**What you need to do:** Below is a block of records: output all of them exactly and leave out the pictures.

·····

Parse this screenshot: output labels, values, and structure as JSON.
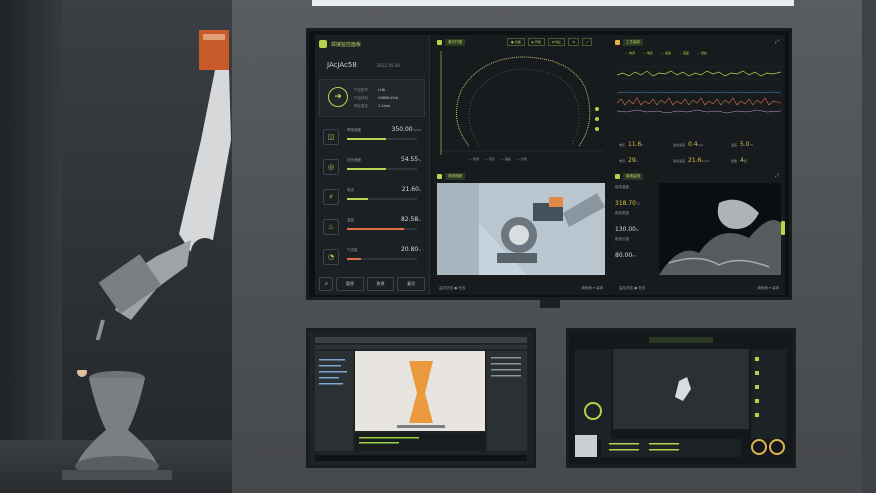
{
  "main_screen": {
    "left_panel": {
      "title": "焊接监控面板",
      "part_id": "JAcJAc58",
      "date": "2022.05.06",
      "info": [
        {
          "label": "产品型号",
          "value": "LH8"
        },
        {
          "label": "产品材料",
          "value": "H08Mn2SiA"
        },
        {
          "label": "焊丝直径",
          "value": "1.2mm"
        }
      ],
      "metrics": [
        {
          "label": "焊接速度",
          "value": "350.00",
          "unit": "mm/s",
          "fill": 0.55,
          "color": "#b8d24a"
        },
        {
          "label": "送丝速度",
          "value": "54.55",
          "unit": "%",
          "fill": 0.55,
          "color": "#b8d24a"
        },
        {
          "label": "电流",
          "value": "21.60",
          "unit": "A",
          "fill": 0.3,
          "color": "#b8d24a"
        },
        {
          "label": "温度",
          "value": "82.58",
          "unit": "%",
          "fill": 0.82,
          "color": "#e0704a"
        },
        {
          "label": "气流量",
          "value": "20.80",
          "unit": "%",
          "fill": 0.2,
          "color": "#e0704a"
        }
      ],
      "buttons": [
        "↺",
        "暂停",
        "急停",
        "复位"
      ]
    },
    "scan_panel": {
      "title": "激光扫描",
      "buttons": [
        "● 扫描",
        "▶ 开始",
        "⊗ 停止"
      ],
      "legend": [
        "— 轮廓",
        "— 层高",
        "— 偏差",
        "— 基准"
      ]
    },
    "process_panel": {
      "title": "工艺曲线",
      "legend": [
        "— 电流",
        "— 电压",
        "— 速度",
        "— 温度",
        "— 送丝"
      ],
      "stats": [
        {
          "label": "电压",
          "value": "11.6",
          "unit": "V"
        },
        {
          "label": "送丝速度",
          "value": "0.4",
          "unit": "m/s"
        },
        {
          "label": "温度",
          "value": "5.0",
          "unit": "°C"
        },
        {
          "label": "电流",
          "value": "29",
          "unit": "A"
        },
        {
          "label": "焊接速度",
          "value": "21.6",
          "unit": "mm/s"
        },
        {
          "label": "层数",
          "value": "4",
          "unit": "层"
        }
      ]
    },
    "video_panel": {
      "title": "现场视频",
      "footer_left": "监控状态 ● 在线",
      "footer_right": "清晰度 ▾ 高清"
    },
    "thermal_panel": {
      "title": "熔池监测",
      "values": [
        {
          "label": "熔池温度",
          "value": "318.70",
          "unit": "°C"
        },
        {
          "label": "熔池宽度",
          "value": "130.00",
          "unit": "m"
        },
        {
          "label": "熔池长度",
          "value": "80.00",
          "unit": "m"
        }
      ],
      "footer_left": "监控状态 ● 在线",
      "footer_right": "清晰度 ▾ 高清"
    }
  },
  "colors": {
    "accent": "#b8d24a",
    "warn": "#e0704a",
    "value_yellow": "#d9c043"
  }
}
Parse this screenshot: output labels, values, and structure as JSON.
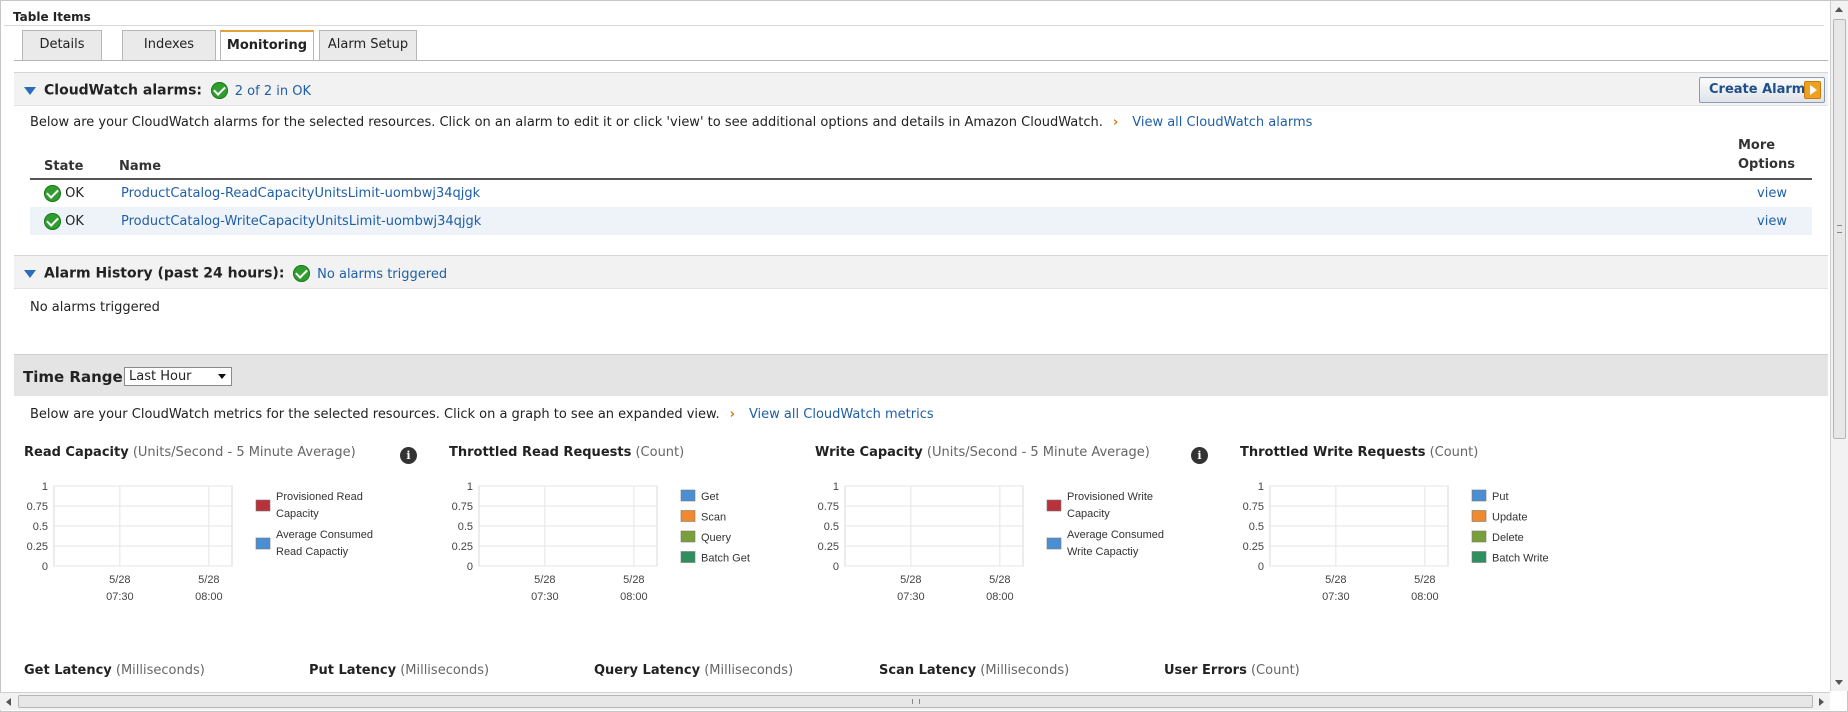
{
  "panel": {
    "title": "Table Items"
  },
  "tabs": [
    {
      "label": "Details"
    },
    {
      "label": "Indexes"
    },
    {
      "label": "Monitoring"
    },
    {
      "label": "Alarm Setup"
    }
  ],
  "alarms": {
    "title": "CloudWatch alarms:",
    "status": "2 of 2 in OK",
    "create_label": "Create Alarm",
    "description": "Below are your CloudWatch alarms for the selected resources. Click on an alarm to edit it or click 'view' to see additional options and details in Amazon CloudWatch.",
    "view_all": "View all CloudWatch alarms",
    "col_state": "State",
    "col_name": "Name",
    "col_more": "More Options",
    "rows": [
      {
        "state": "OK",
        "name": "ProductCatalog-ReadCapacityUnitsLimit-uombwj34qjgk",
        "action": "view"
      },
      {
        "state": "OK",
        "name": "ProductCatalog-WriteCapacityUnitsLimit-uombwj34qjgk",
        "action": "view"
      }
    ]
  },
  "history": {
    "title": "Alarm History (past 24 hours):",
    "status": "No alarms triggered",
    "body": "No alarms triggered"
  },
  "time_range": {
    "label": "Time Range:",
    "value": "Last Hour"
  },
  "metrics": {
    "description": "Below are your CloudWatch metrics for the selected resources. Click on a graph to see an expanded view.",
    "view_all": "View all CloudWatch metrics",
    "charts": [
      {
        "title": "Read Capacity",
        "unit": "(Units/Second - 5 Minute Average)"
      },
      {
        "title": "Throttled Read Requests",
        "unit": "(Count)"
      },
      {
        "title": "Write Capacity",
        "unit": "(Units/Second - 5 Minute Average)"
      },
      {
        "title": "Throttled Write Requests",
        "unit": "(Count)"
      }
    ],
    "lower": [
      {
        "title": "Get Latency",
        "unit": "(Milliseconds)"
      },
      {
        "title": "Put Latency",
        "unit": "(Milliseconds)"
      },
      {
        "title": "Query Latency",
        "unit": "(Milliseconds)"
      },
      {
        "title": "Scan Latency",
        "unit": "(Milliseconds)"
      },
      {
        "title": "User Errors",
        "unit": "(Count)"
      }
    ]
  },
  "chart_data": [
    {
      "type": "line",
      "title": "Read Capacity",
      "ylim": [
        0,
        1
      ],
      "yticks": [
        "1",
        "0.75",
        "0.5",
        "0.25",
        "0"
      ],
      "xticks": [
        [
          "5/28",
          "07:30"
        ],
        [
          "5/28",
          "08:00"
        ]
      ],
      "series": [
        {
          "name": "Provisioned Read Capacity",
          "color": "#b8323a",
          "values": []
        },
        {
          "name": "Average Consumed Read Capactiy",
          "color": "#4a8fd4",
          "values": []
        }
      ]
    },
    {
      "type": "line",
      "title": "Throttled Read Requests",
      "ylim": [
        0,
        1
      ],
      "yticks": [
        "1",
        "0.75",
        "0.5",
        "0.25",
        "0"
      ],
      "xticks": [
        [
          "5/28",
          "07:30"
        ],
        [
          "5/28",
          "08:00"
        ]
      ],
      "series": [
        {
          "name": "Get",
          "color": "#4a8fd4",
          "values": []
        },
        {
          "name": "Scan",
          "color": "#ef8a2e",
          "values": []
        },
        {
          "name": "Query",
          "color": "#7a9e3a",
          "values": []
        },
        {
          "name": "Batch Get",
          "color": "#2e8f5e",
          "values": []
        }
      ]
    },
    {
      "type": "line",
      "title": "Write Capacity",
      "ylim": [
        0,
        1
      ],
      "yticks": [
        "1",
        "0.75",
        "0.5",
        "0.25",
        "0"
      ],
      "xticks": [
        [
          "5/28",
          "07:30"
        ],
        [
          "5/28",
          "08:00"
        ]
      ],
      "series": [
        {
          "name": "Provisioned Write Capacity",
          "color": "#b8323a",
          "values": []
        },
        {
          "name": "Average Consumed Write Capactiy",
          "color": "#4a8fd4",
          "values": []
        }
      ]
    },
    {
      "type": "line",
      "title": "Throttled Write Requests",
      "ylim": [
        0,
        1
      ],
      "yticks": [
        "1",
        "0.75",
        "0.5",
        "0.25",
        "0"
      ],
      "xticks": [
        [
          "5/28",
          "07:30"
        ],
        [
          "5/28",
          "08:00"
        ]
      ],
      "series": [
        {
          "name": "Put",
          "color": "#4a8fd4",
          "values": []
        },
        {
          "name": "Update",
          "color": "#ef8a2e",
          "values": []
        },
        {
          "name": "Delete",
          "color": "#7a9e3a",
          "values": []
        },
        {
          "name": "Batch Write",
          "color": "#2e8f5e",
          "values": []
        }
      ]
    }
  ]
}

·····

**Exercise answer:**
Parse this screenshot: output labels, values, and structure as JSON.
{
  "main_screen": {
    "left_panel": {
      "title": "焊接监控面板",
      "part_id": "JAcJAc58",
      "date": "2022.05.06",
      "info": [
        {
          "label": "产品型号",
          "value": "LH8"
        },
        {
          "label": "产品材料",
          "value": "H08Mn2SiA"
        },
        {
          "label": "焊丝直径",
          "value": "1.2mm"
        }
      ],
      "metrics": [
        {
          "label": "焊接速度",
          "value": "350.00",
          "unit": "mm/s",
          "fill": 0.55,
          "color": "#b8d24a"
        },
        {
          "label": "送丝速度",
          "value": "54.55",
          "unit": "%",
          "fill": 0.55,
          "color": "#b8d24a"
        },
        {
          "label": "电流",
          "value": "21.60",
          "unit": "A",
          "fill": 0.3,
          "color": "#b8d24a"
        },
        {
          "label": "温度",
          "value": "82.58",
          "unit": "%",
          "fill": 0.82,
          "color": "#e0704a"
        },
        {
          "label": "气流量",
          "value": "20.80",
          "unit": "%",
          "fill": 0.2,
          "color": "#e0704a"
        }
      ],
      "buttons": [
        "↺",
        "暂停",
        "急停",
        "复位"
      ]
    },
    "scan_panel": {
      "title": "激光扫描",
      "buttons": [
        "● 扫描",
        "▶ 开始",
        "⊗ 停止"
      ],
      "legend": [
        "— 轮廓",
        "— 层高",
        "— 偏差",
        "— 基准"
      ]
    },
    "process_panel": {
      "title": "工艺曲线",
      "legend": [
        "— 电流",
        "— 电压",
        "— 速度",
        "— 温度",
        "— 送丝"
      ],
      "stats": [
        {
          "label": "电压",
          "value": "11.6",
          "unit": "V"
        },
        {
          "label": "送丝速度",
          "value": "0.4",
          "unit": "m/s"
        },
        {
          "label": "温度",
          "value": "5.0",
          "unit": "°C"
        },
        {
          "label": "电流",
          "value": "29",
          "unit": "A"
        },
        {
          "label": "焊接速度",
          "value": "21.6",
          "unit": "mm/s"
        },
        {
          "label": "层数",
          "value": "4",
          "unit": "层"
        }
      ]
    },
    "video_panel": {
      "title": "现场视频",
      "footer_left": "监控状态 ● 在线",
      "footer_right": "清晰度 ▾ 高清"
    },
    "thermal_panel": {
      "title": "熔池监测",
      "values": [
        {
          "label": "熔池温度",
          "value": "318.70",
          "unit": "°C"
        },
        {
          "label": "熔池宽度",
          "value": "130.00",
          "unit": "m"
        },
        {
          "label": "熔池长度",
          "value": "80.00",
          "unit": "m"
        }
      ],
      "footer_left": "监控状态 ● 在线",
      "footer_right": "清晰度 ▾ 高清"
    }
  },
  "colors": {
    "accent": "#b8d24a",
    "warn": "#e0704a",
    "value_yellow": "#d9c043"
  }
}
Parse this screenshot: output labels, values, and structure as JSON.
{
  "panel": {
    "title": "Table Items"
  },
  "tabs": [
    {
      "label": "Details"
    },
    {
      "label": "Indexes"
    },
    {
      "label": "Monitoring"
    },
    {
      "label": "Alarm Setup"
    }
  ],
  "alarms": {
    "title": "CloudWatch alarms:",
    "status": "2 of 2 in OK",
    "create_label": "Create Alarm",
    "description": "Below are your CloudWatch alarms for the selected resources. Click on an alarm to edit it or click 'view' to see additional options and details in Amazon CloudWatch.",
    "view_all": "View all CloudWatch alarms",
    "col_state": "State",
    "col_name": "Name",
    "col_more": "More Options",
    "rows": [
      {
        "state": "OK",
        "name": "ProductCatalog-ReadCapacityUnitsLimit-uombwj34qjgk",
        "action": "view"
      },
      {
        "state": "OK",
        "name": "ProductCatalog-WriteCapacityUnitsLimit-uombwj34qjgk",
        "action": "view"
      }
    ]
  },
  "history": {
    "title": "Alarm History (past 24 hours):",
    "status": "No alarms triggered",
    "body": "No alarms triggered"
  },
  "time_range": {
    "label": "Time Range:",
    "value": "Last Hour"
  },
  "metrics": {
    "description": "Below are your CloudWatch metrics for the selected resources. Click on a graph to see an expanded view.",
    "view_all": "View all CloudWatch metrics",
    "charts": [
      {
        "title": "Read Capacity",
        "unit": "(Units/Second - 5 Minute Average)"
      },
      {
        "title": "Throttled Read Requests",
        "unit": "(Count)"
      },
      {
        "title": "Write Capacity",
        "unit": "(Units/Second - 5 Minute Average)"
      },
      {
        "title": "Throttled Write Requests",
        "unit": "(Count)"
      }
    ],
    "lower": [
      {
        "title": "Get Latency",
        "unit": "(Milliseconds)"
      },
      {
        "title": "Put Latency",
        "unit": "(Milliseconds)"
      },
      {
        "title": "Query Latency",
        "unit": "(Milliseconds)"
      },
      {
        "title": "Scan Latency",
        "unit": "(Milliseconds)"
      },
      {
        "title": "User Errors",
        "unit": "(Count)"
      }
    ]
  },
  "chart_data": [
    {
      "type": "line",
      "title": "Read Capacity",
      "ylim": [
        0,
        1
      ],
      "yticks": [
        "1",
        "0.75",
        "0.5",
        "0.25",
        "0"
      ],
      "xticks": [
        [
          "5/28",
          "07:30"
        ],
        [
          "5/28",
          "08:00"
        ]
      ],
      "series": [
        {
          "name": "Provisioned Read Capacity",
          "color": "#b8323a",
          "values": []
        },
        {
          "name": "Average Consumed Read Capactiy",
          "color": "#4a8fd4",
          "values": []
        }
      ]
    },
    {
      "type": "line",
      "title": "Throttled Read Requests",
      "ylim": [
        0,
        1
      ],
      "yticks": [
        "1",
        "0.75",
        "0.5",
        "0.25",
        "0"
      ],
      "xticks": [
        [
          "5/28",
          "07:30"
        ],
        [
          "5/28",
          "08:00"
        ]
      ],
      "series": [
        {
          "name": "Get",
          "color": "#4a8fd4",
          "values": []
        },
        {
          "name": "Scan",
          "color": "#ef8a2e",
          "values": []
        },
        {
          "name": "Query",
          "color": "#7a9e3a",
          "values": []
        },
        {
          "name": "Batch Get",
          "color": "#2e8f5e",
          "values": []
        }
      ]
    },
    {
      "type": "line",
      "title": "Write Capacity",
      "ylim": [
        0,
        1
      ],
      "yticks": [
        "1",
        "0.75",
        "0.5",
        "0.25",
        "0"
      ],
      "xticks": [
        [
          "5/28",
          "07:30"
        ],
        [
          "5/28",
          "08:00"
        ]
      ],
      "series": [
        {
          "name": "Provisioned Write Capacity",
          "color": "#b8323a",
          "values": []
        },
        {
          "name": "Average Consumed Write Capactiy",
          "color": "#4a8fd4",
          "values": []
        }
      ]
    },
    {
      "type": "line",
      "title": "Throttled Write Requests",
      "ylim": [
        0,
        1
      ],
      "yticks": [
        "1",
        "0.75",
        "0.5",
        "0.25",
        "0"
      ],
      "xticks": [
        [
          "5/28",
          "07:30"
        ],
        [
          "5/28",
          "08:00"
        ]
      ],
      "series": [
        {
          "name": "Put",
          "color": "#4a8fd4",
          "values": []
        },
        {
          "name": "Update",
          "color": "#ef8a2e",
          "values": []
        },
        {
          "name": "Delete",
          "color": "#7a9e3a",
          "values": []
        },
        {
          "name": "Batch Write",
          "color": "#2e8f5e",
          "values": []
        }
      ]
    }
  ]
}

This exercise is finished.